What the exercise asks: Among the records, which lines hold the word "Imaginary"? Pick them out.

Recorded data
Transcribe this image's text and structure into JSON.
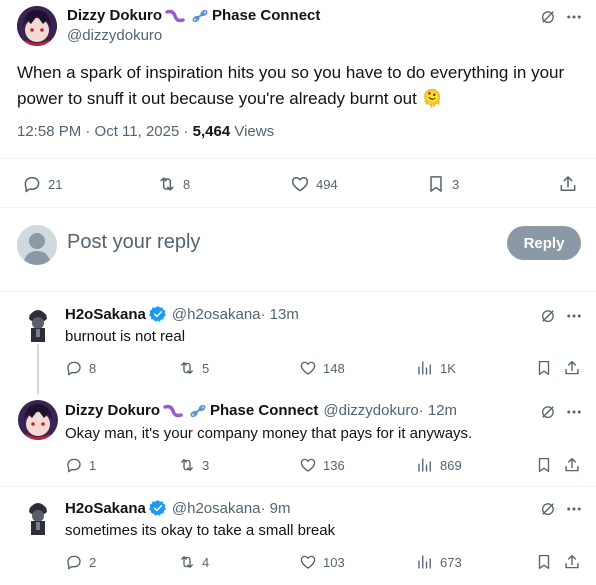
{
  "main_tweet": {
    "display_name": "Dizzy Dokuro",
    "affiliation": "Phase Connect",
    "handle": "@dizzydokuro",
    "text": "When a spark of inspiration hits you so you have to do everything in your power to snuff it out because you're already burnt out",
    "emoji": "🫠",
    "time": "12:58 PM · Oct 11, 2025 · ",
    "views_count": "5,464",
    "views_label": " Views",
    "replies": "21",
    "reposts": "8",
    "likes": "494",
    "bookmarks": "3"
  },
  "reply_box": {
    "placeholder": "Post your reply",
    "button_label": "Reply"
  },
  "replies": [
    {
      "display_name": "H2oSakana",
      "handle": "@h2osakana",
      "time": " · 13m",
      "text": "burnout is not real",
      "replies": "8",
      "reposts": "5",
      "likes": "148",
      "views": "1K"
    },
    {
      "display_name": "Dizzy Dokuro",
      "affiliation": "Phase Connect",
      "handle": "@dizzydokuro",
      "time": " · 12m",
      "text": "Okay man, it's your company money that pays for it anyways.",
      "replies": "1",
      "reposts": "3",
      "likes": "136",
      "views": "869"
    },
    {
      "display_name": "H2oSakana",
      "handle": "@h2osakana",
      "time": " · 9m",
      "text": "sometimes its okay to take a small break",
      "replies": "2",
      "reposts": "4",
      "likes": "103",
      "views": "673"
    }
  ],
  "colors": {
    "accent": "#1d9bf0",
    "muted": "#536471",
    "reply_button": "#8b98a5",
    "divider": "#eff3f4"
  },
  "icons": [
    "grok-icon",
    "more-icon",
    "reply-icon",
    "repost-icon",
    "like-icon",
    "bookmark-icon",
    "share-icon",
    "views-icon",
    "verified-icon",
    "avatar-placeholder-icon"
  ]
}
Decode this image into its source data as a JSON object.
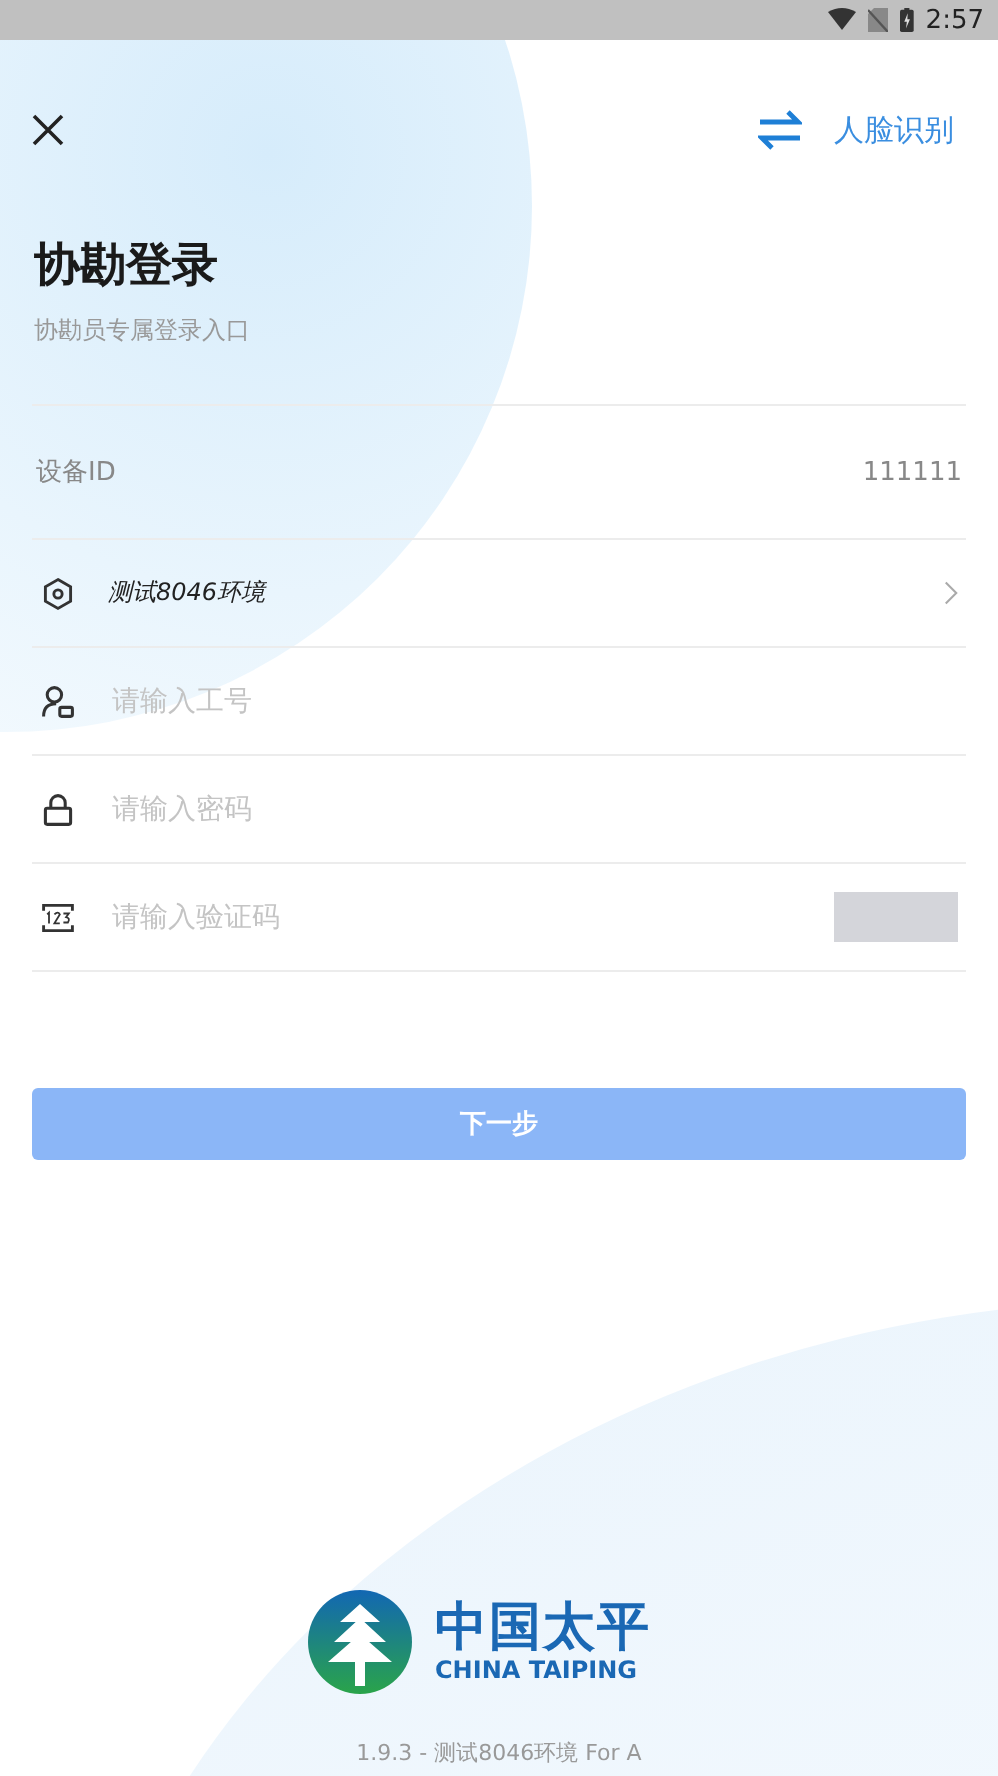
{
  "status_bar": {
    "time": "2:57"
  },
  "header": {
    "switch_label": "人脸识别"
  },
  "title": "协勘登录",
  "subtitle": "协勘员专属登录入口",
  "device": {
    "label": "设备ID",
    "value": "111111"
  },
  "fields": [
    {
      "kind": "select",
      "value": "测试8046环境"
    },
    {
      "kind": "user",
      "placeholder": "请输入工号"
    },
    {
      "kind": "password",
      "placeholder": "请输入密码"
    },
    {
      "kind": "captcha",
      "placeholder": "请输入验证码"
    }
  ],
  "submit": {
    "label": "下一步",
    "disabled": true
  },
  "logo": {
    "name": "中国太平",
    "name_en": "CHINA TAIPING"
  },
  "version": "1.9.3 - 测试8046环境 For A"
}
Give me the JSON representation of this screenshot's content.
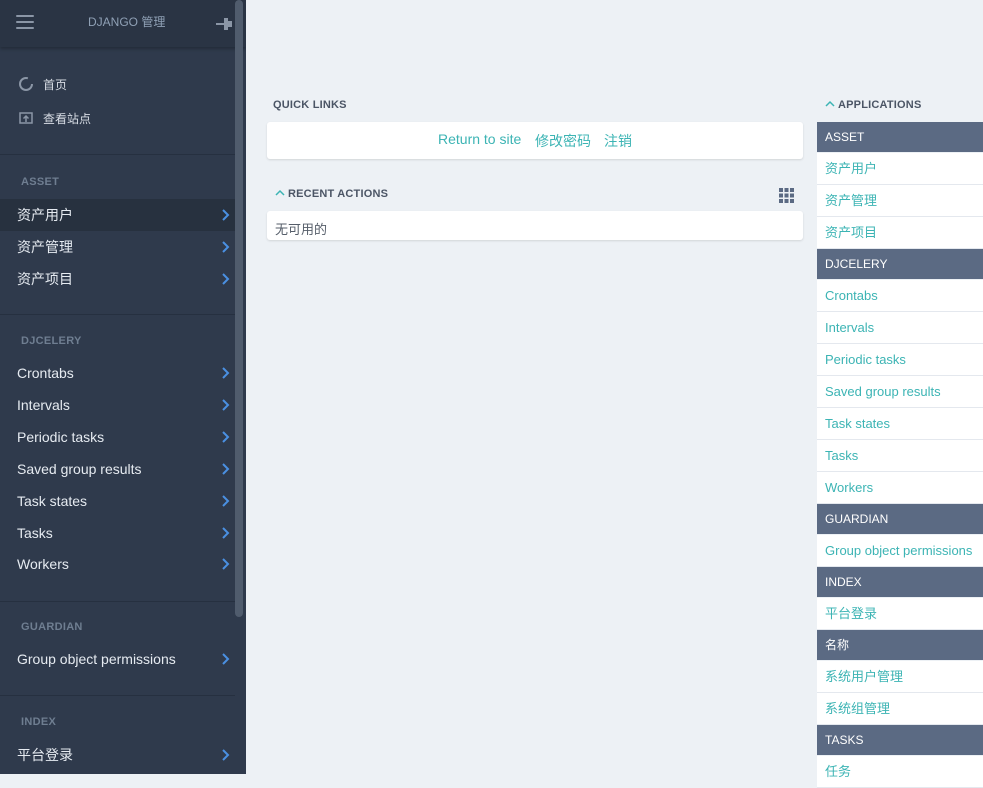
{
  "brand": "DJANGO 管理",
  "sidebar": {
    "quick": [
      {
        "label": "首页",
        "icon": "dashboard-icon"
      },
      {
        "label": "查看站点",
        "icon": "view-site-icon"
      }
    ],
    "sections": [
      {
        "title": "ASSET",
        "items": [
          "资产用户",
          "资产管理",
          "资产项目"
        ]
      },
      {
        "title": "DJCELERY",
        "items": [
          "Crontabs",
          "Intervals",
          "Periodic tasks",
          "Saved group results",
          "Task states",
          "Tasks",
          "Workers"
        ]
      },
      {
        "title": "GUARDIAN",
        "items": [
          "Group object permissions"
        ]
      },
      {
        "title": "INDEX",
        "items": [
          "平台登录"
        ]
      }
    ]
  },
  "quick_links": {
    "title": "QUICK LINKS",
    "links": [
      "Return to site",
      "修改密码",
      "注销"
    ]
  },
  "recent_actions": {
    "title": "RECENT ACTIONS",
    "empty": "无可用的"
  },
  "applications": {
    "title": "APPLICATIONS",
    "groups": [
      {
        "name": "ASSET",
        "items": [
          "资产用户",
          "资产管理",
          "资产项目"
        ]
      },
      {
        "name": "DJCELERY",
        "items": [
          "Crontabs",
          "Intervals",
          "Periodic tasks",
          "Saved group results",
          "Task states",
          "Tasks",
          "Workers"
        ]
      },
      {
        "name": "GUARDIAN",
        "items": [
          "Group object permissions"
        ]
      },
      {
        "name": "INDEX",
        "items": [
          "平台登录"
        ]
      },
      {
        "name": "名称",
        "items": [
          "系统用户管理",
          "系统组管理"
        ]
      },
      {
        "name": "TASKS",
        "items": [
          "任务"
        ]
      }
    ]
  },
  "colors": {
    "sidebar_bg": "#2f3a4c",
    "accent_link": "#3cb4b4",
    "app_header_bg": "#5b6a83",
    "chevron": "#4a90e2"
  }
}
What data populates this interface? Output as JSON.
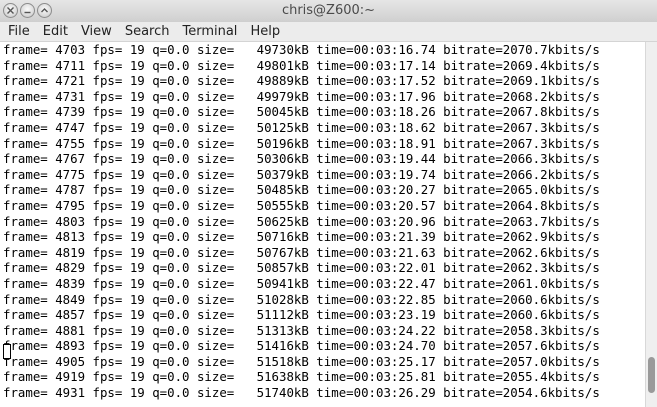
{
  "window": {
    "title": "chris@Z600:~"
  },
  "menu": [
    "File",
    "Edit",
    "View",
    "Search",
    "Terminal",
    "Help"
  ],
  "terminal": {
    "lines": [
      "frame= 4703 fps= 19 q=0.0 size=   49730kB time=00:03:16.74 bitrate=2070.7kbits/s",
      "frame= 4711 fps= 19 q=0.0 size=   49801kB time=00:03:17.14 bitrate=2069.4kbits/s",
      "frame= 4721 fps= 19 q=0.0 size=   49889kB time=00:03:17.52 bitrate=2069.1kbits/s",
      "frame= 4731 fps= 19 q=0.0 size=   49979kB time=00:03:17.96 bitrate=2068.2kbits/s",
      "frame= 4739 fps= 19 q=0.0 size=   50045kB time=00:03:18.26 bitrate=2067.8kbits/s",
      "frame= 4747 fps= 19 q=0.0 size=   50125kB time=00:03:18.62 bitrate=2067.3kbits/s",
      "frame= 4755 fps= 19 q=0.0 size=   50196kB time=00:03:18.91 bitrate=2067.3kbits/s",
      "frame= 4767 fps= 19 q=0.0 size=   50306kB time=00:03:19.44 bitrate=2066.3kbits/s",
      "frame= 4775 fps= 19 q=0.0 size=   50379kB time=00:03:19.74 bitrate=2066.2kbits/s",
      "frame= 4787 fps= 19 q=0.0 size=   50485kB time=00:03:20.27 bitrate=2065.0kbits/s",
      "frame= 4795 fps= 19 q=0.0 size=   50555kB time=00:03:20.57 bitrate=2064.8kbits/s",
      "frame= 4803 fps= 19 q=0.0 size=   50625kB time=00:03:20.96 bitrate=2063.7kbits/s",
      "frame= 4813 fps= 19 q=0.0 size=   50716kB time=00:03:21.39 bitrate=2062.9kbits/s",
      "frame= 4819 fps= 19 q=0.0 size=   50767kB time=00:03:21.63 bitrate=2062.6kbits/s",
      "frame= 4829 fps= 19 q=0.0 size=   50857kB time=00:03:22.01 bitrate=2062.3kbits/s",
      "frame= 4839 fps= 19 q=0.0 size=   50941kB time=00:03:22.47 bitrate=2061.0kbits/s",
      "frame= 4849 fps= 19 q=0.0 size=   51028kB time=00:03:22.85 bitrate=2060.6kbits/s",
      "frame= 4857 fps= 19 q=0.0 size=   51112kB time=00:03:23.19 bitrate=2060.6kbits/s",
      "frame= 4881 fps= 19 q=0.0 size=   51313kB time=00:03:24.22 bitrate=2058.3kbits/s",
      "frame= 4893 fps= 19 q=0.0 size=   51416kB time=00:03:24.70 bitrate=2057.6kbits/s",
      "frame= 4905 fps= 19 q=0.0 size=   51518kB time=00:03:25.17 bitrate=2057.0kbits/s",
      "frame= 4919 fps= 19 q=0.0 size=   51638kB time=00:03:25.81 bitrate=2055.4kbits/s",
      "frame= 4931 fps= 19 q=0.0 size=   51740kB time=00:03:26.29 bitrate=2054.6kbits/s"
    ]
  },
  "scroll": {
    "position": 0.97
  }
}
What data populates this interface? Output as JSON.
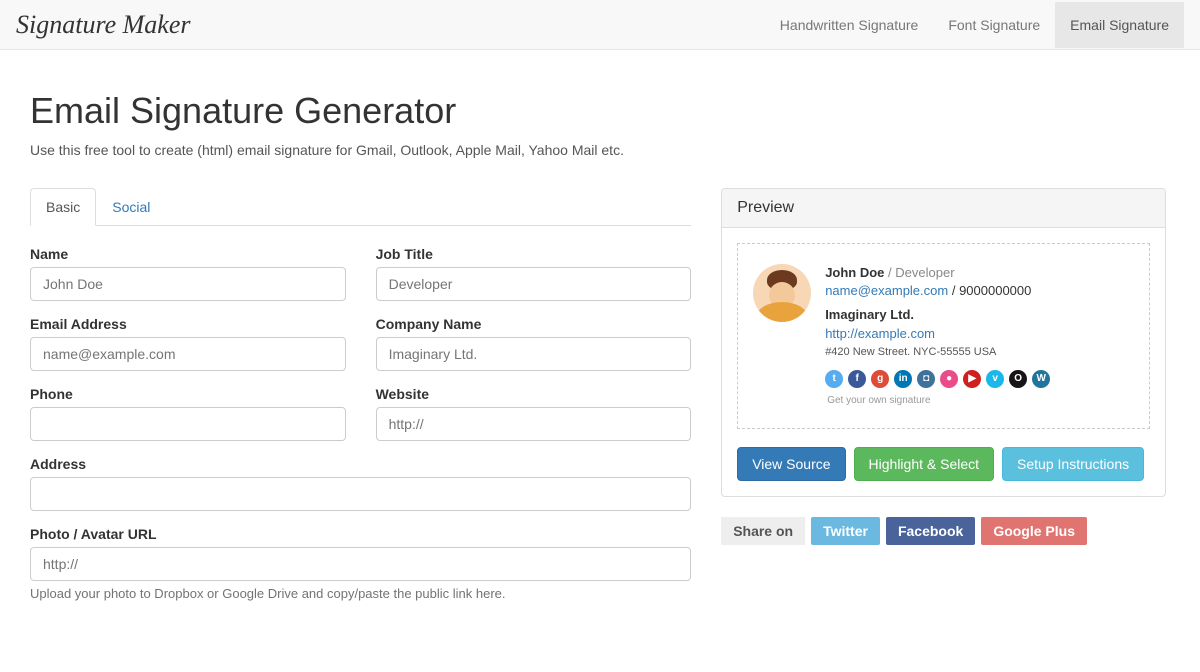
{
  "brand": "Signature Maker",
  "nav": {
    "handwritten": "Handwritten Signature",
    "font": "Font Signature",
    "email": "Email Signature"
  },
  "page": {
    "title": "Email Signature Generator",
    "subtitle": "Use this free tool to create (html) email signature for Gmail, Outlook, Apple Mail, Yahoo Mail etc."
  },
  "tabs": {
    "basic": "Basic",
    "social": "Social"
  },
  "form": {
    "name_label": "Name",
    "name_placeholder": "John Doe",
    "job_label": "Job Title",
    "job_placeholder": "Developer",
    "email_label": "Email Address",
    "email_placeholder": "name@example.com",
    "company_label": "Company Name",
    "company_placeholder": "Imaginary Ltd.",
    "phone_label": "Phone",
    "phone_placeholder": "",
    "website_label": "Website",
    "website_placeholder": "http://",
    "address_label": "Address",
    "address_placeholder": "",
    "photo_label": "Photo / Avatar URL",
    "photo_placeholder": "http://",
    "photo_help": "Upload your photo to Dropbox or Google Drive and copy/paste the public link here."
  },
  "preview": {
    "heading": "Preview",
    "name": "John Doe",
    "sep": " / ",
    "role": "Developer",
    "email": "name@example.com",
    "sep2": " / ",
    "phone": "9000000000",
    "company": "Imaginary Ltd.",
    "website": "http://example.com",
    "address": "#420 New Street. NYC-55555 USA",
    "own": "Get your own signature"
  },
  "buttons": {
    "view_source": "View Source",
    "highlight": "Highlight & Select",
    "setup": "Setup Instructions"
  },
  "share": {
    "label": "Share on",
    "twitter": "Twitter",
    "facebook": "Facebook",
    "google": "Google Plus"
  },
  "social_icons": [
    {
      "name": "twitter-icon",
      "bg": "#55acee",
      "txt": "t"
    },
    {
      "name": "facebook-icon",
      "bg": "#3b5998",
      "txt": "f"
    },
    {
      "name": "googleplus-icon",
      "bg": "#dd4b39",
      "txt": "g"
    },
    {
      "name": "linkedin-icon",
      "bg": "#0077b5",
      "txt": "in"
    },
    {
      "name": "instagram-icon",
      "bg": "#3f729b",
      "txt": "◘"
    },
    {
      "name": "dribbble-icon",
      "bg": "#ea4c89",
      "txt": "●"
    },
    {
      "name": "youtube-icon",
      "bg": "#cd201f",
      "txt": "▶"
    },
    {
      "name": "vimeo-icon",
      "bg": "#1ab7ea",
      "txt": "v"
    },
    {
      "name": "github-icon",
      "bg": "#171515",
      "txt": "O"
    },
    {
      "name": "wordpress-icon",
      "bg": "#21759b",
      "txt": "W"
    }
  ]
}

Exercise solution:
    "company_placeholder": "Imaginary Ltd.",
    "company": "Imaginary Ltd.",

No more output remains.